Study material below:
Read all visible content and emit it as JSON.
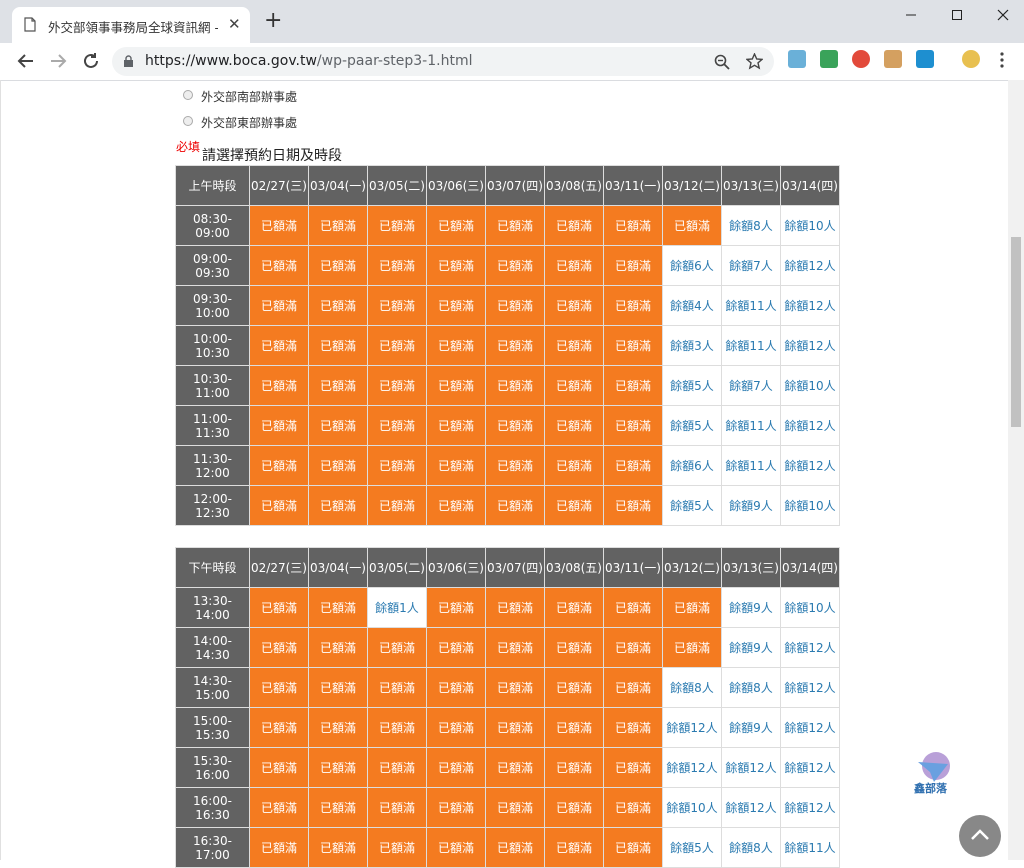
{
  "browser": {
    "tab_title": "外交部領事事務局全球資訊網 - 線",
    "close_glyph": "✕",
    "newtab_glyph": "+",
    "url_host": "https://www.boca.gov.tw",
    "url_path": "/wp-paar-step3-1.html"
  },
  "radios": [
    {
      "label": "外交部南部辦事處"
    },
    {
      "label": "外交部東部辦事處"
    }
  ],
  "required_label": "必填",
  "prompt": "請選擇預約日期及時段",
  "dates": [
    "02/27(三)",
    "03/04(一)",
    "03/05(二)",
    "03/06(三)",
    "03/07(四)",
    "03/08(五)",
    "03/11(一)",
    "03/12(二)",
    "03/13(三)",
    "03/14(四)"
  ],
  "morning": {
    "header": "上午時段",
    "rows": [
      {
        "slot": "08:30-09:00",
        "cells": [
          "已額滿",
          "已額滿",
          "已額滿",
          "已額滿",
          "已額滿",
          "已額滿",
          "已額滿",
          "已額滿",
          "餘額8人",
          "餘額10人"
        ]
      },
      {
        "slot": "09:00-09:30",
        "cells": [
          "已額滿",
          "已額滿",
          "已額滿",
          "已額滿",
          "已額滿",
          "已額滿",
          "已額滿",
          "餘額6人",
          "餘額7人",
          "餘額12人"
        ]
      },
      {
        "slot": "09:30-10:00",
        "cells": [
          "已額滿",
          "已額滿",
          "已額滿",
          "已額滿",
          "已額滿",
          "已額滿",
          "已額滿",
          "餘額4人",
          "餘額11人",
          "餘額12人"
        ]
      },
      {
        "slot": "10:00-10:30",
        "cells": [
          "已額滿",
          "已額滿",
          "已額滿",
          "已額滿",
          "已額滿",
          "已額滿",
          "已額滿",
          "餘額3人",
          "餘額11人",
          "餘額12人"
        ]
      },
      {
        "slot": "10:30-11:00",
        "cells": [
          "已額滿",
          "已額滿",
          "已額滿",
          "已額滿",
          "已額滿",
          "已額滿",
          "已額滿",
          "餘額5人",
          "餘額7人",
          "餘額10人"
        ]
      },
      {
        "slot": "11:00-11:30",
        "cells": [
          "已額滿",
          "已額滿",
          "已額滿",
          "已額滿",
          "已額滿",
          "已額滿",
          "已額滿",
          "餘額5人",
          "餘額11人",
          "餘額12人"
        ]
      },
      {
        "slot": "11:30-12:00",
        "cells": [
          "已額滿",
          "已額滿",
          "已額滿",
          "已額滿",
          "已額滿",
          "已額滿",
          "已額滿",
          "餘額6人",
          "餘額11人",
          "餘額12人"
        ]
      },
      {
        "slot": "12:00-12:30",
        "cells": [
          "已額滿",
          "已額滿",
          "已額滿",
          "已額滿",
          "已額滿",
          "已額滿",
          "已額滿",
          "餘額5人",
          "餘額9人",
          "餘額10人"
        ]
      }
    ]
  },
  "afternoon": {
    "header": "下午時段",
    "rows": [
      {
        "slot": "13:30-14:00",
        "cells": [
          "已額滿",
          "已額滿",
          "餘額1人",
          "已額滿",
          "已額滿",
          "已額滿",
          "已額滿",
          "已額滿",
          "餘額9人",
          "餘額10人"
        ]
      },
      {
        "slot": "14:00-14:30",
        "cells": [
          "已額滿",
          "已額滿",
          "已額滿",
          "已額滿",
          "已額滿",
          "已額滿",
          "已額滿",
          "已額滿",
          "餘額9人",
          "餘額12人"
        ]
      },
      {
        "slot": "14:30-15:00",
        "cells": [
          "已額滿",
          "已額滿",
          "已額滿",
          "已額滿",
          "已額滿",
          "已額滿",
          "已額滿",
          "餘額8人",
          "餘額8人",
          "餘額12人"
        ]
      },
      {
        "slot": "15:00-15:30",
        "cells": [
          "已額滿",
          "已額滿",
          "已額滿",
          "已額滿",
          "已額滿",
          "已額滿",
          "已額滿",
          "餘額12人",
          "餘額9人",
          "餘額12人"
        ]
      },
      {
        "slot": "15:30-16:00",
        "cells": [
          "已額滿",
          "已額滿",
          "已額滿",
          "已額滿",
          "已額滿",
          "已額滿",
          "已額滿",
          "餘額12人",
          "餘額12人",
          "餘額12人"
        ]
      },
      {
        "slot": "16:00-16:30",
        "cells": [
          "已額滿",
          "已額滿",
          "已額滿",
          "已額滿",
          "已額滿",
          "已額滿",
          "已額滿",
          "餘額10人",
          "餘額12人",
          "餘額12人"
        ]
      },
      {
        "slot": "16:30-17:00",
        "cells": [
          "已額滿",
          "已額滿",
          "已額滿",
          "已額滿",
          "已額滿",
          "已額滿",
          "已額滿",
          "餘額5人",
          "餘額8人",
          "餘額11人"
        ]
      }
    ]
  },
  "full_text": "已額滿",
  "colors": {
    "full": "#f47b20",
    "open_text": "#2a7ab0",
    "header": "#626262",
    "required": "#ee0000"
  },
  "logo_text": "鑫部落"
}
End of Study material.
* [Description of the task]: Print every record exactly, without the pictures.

* [Expected output]:
Read all visible content and emit it as JSON.
{
  "browser": {
    "tab_title": "外交部領事事務局全球資訊網 - 線",
    "close_glyph": "✕",
    "newtab_glyph": "+",
    "url_host": "https://www.boca.gov.tw",
    "url_path": "/wp-paar-step3-1.html"
  },
  "radios": [
    {
      "label": "外交部南部辦事處"
    },
    {
      "label": "外交部東部辦事處"
    }
  ],
  "required_label": "必填",
  "prompt": "請選擇預約日期及時段",
  "dates": [
    "02/27(三)",
    "03/04(一)",
    "03/05(二)",
    "03/06(三)",
    "03/07(四)",
    "03/08(五)",
    "03/11(一)",
    "03/12(二)",
    "03/13(三)",
    "03/14(四)"
  ],
  "morning": {
    "header": "上午時段",
    "rows": [
      {
        "slot": "08:30-09:00",
        "cells": [
          "已額滿",
          "已額滿",
          "已額滿",
          "已額滿",
          "已額滿",
          "已額滿",
          "已額滿",
          "已額滿",
          "餘額8人",
          "餘額10人"
        ]
      },
      {
        "slot": "09:00-09:30",
        "cells": [
          "已額滿",
          "已額滿",
          "已額滿",
          "已額滿",
          "已額滿",
          "已額滿",
          "已額滿",
          "餘額6人",
          "餘額7人",
          "餘額12人"
        ]
      },
      {
        "slot": "09:30-10:00",
        "cells": [
          "已額滿",
          "已額滿",
          "已額滿",
          "已額滿",
          "已額滿",
          "已額滿",
          "已額滿",
          "餘額4人",
          "餘額11人",
          "餘額12人"
        ]
      },
      {
        "slot": "10:00-10:30",
        "cells": [
          "已額滿",
          "已額滿",
          "已額滿",
          "已額滿",
          "已額滿",
          "已額滿",
          "已額滿",
          "餘額3人",
          "餘額11人",
          "餘額12人"
        ]
      },
      {
        "slot": "10:30-11:00",
        "cells": [
          "已額滿",
          "已額滿",
          "已額滿",
          "已額滿",
          "已額滿",
          "已額滿",
          "已額滿",
          "餘額5人",
          "餘額7人",
          "餘額10人"
        ]
      },
      {
        "slot": "11:00-11:30",
        "cells": [
          "已額滿",
          "已額滿",
          "已額滿",
          "已額滿",
          "已額滿",
          "已額滿",
          "已額滿",
          "餘額5人",
          "餘額11人",
          "餘額12人"
        ]
      },
      {
        "slot": "11:30-12:00",
        "cells": [
          "已額滿",
          "已額滿",
          "已額滿",
          "已額滿",
          "已額滿",
          "已額滿",
          "已額滿",
          "餘額6人",
          "餘額11人",
          "餘額12人"
        ]
      },
      {
        "slot": "12:00-12:30",
        "cells": [
          "已額滿",
          "已額滿",
          "已額滿",
          "已額滿",
          "已額滿",
          "已額滿",
          "已額滿",
          "餘額5人",
          "餘額9人",
          "餘額10人"
        ]
      }
    ]
  },
  "afternoon": {
    "header": "下午時段",
    "rows": [
      {
        "slot": "13:30-14:00",
        "cells": [
          "已額滿",
          "已額滿",
          "餘額1人",
          "已額滿",
          "已額滿",
          "已額滿",
          "已額滿",
          "已額滿",
          "餘額9人",
          "餘額10人"
        ]
      },
      {
        "slot": "14:00-14:30",
        "cells": [
          "已額滿",
          "已額滿",
          "已額滿",
          "已額滿",
          "已額滿",
          "已額滿",
          "已額滿",
          "已額滿",
          "餘額9人",
          "餘額12人"
        ]
      },
      {
        "slot": "14:30-15:00",
        "cells": [
          "已額滿",
          "已額滿",
          "已額滿",
          "已額滿",
          "已額滿",
          "已額滿",
          "已額滿",
          "餘額8人",
          "餘額8人",
          "餘額12人"
        ]
      },
      {
        "slot": "15:00-15:30",
        "cells": [
          "已額滿",
          "已額滿",
          "已額滿",
          "已額滿",
          "已額滿",
          "已額滿",
          "已額滿",
          "餘額12人",
          "餘額9人",
          "餘額12人"
        ]
      },
      {
        "slot": "15:30-16:00",
        "cells": [
          "已額滿",
          "已額滿",
          "已額滿",
          "已額滿",
          "已額滿",
          "已額滿",
          "已額滿",
          "餘額12人",
          "餘額12人",
          "餘額12人"
        ]
      },
      {
        "slot": "16:00-16:30",
        "cells": [
          "已額滿",
          "已額滿",
          "已額滿",
          "已額滿",
          "已額滿",
          "已額滿",
          "已額滿",
          "餘額10人",
          "餘額12人",
          "餘額12人"
        ]
      },
      {
        "slot": "16:30-17:00",
        "cells": [
          "已額滿",
          "已額滿",
          "已額滿",
          "已額滿",
          "已額滿",
          "已額滿",
          "已額滿",
          "餘額5人",
          "餘額8人",
          "餘額11人"
        ]
      }
    ]
  },
  "full_text": "已額滿",
  "colors": {
    "full": "#f47b20",
    "open_text": "#2a7ab0",
    "header": "#626262",
    "required": "#ee0000"
  },
  "logo_text": "鑫部落"
}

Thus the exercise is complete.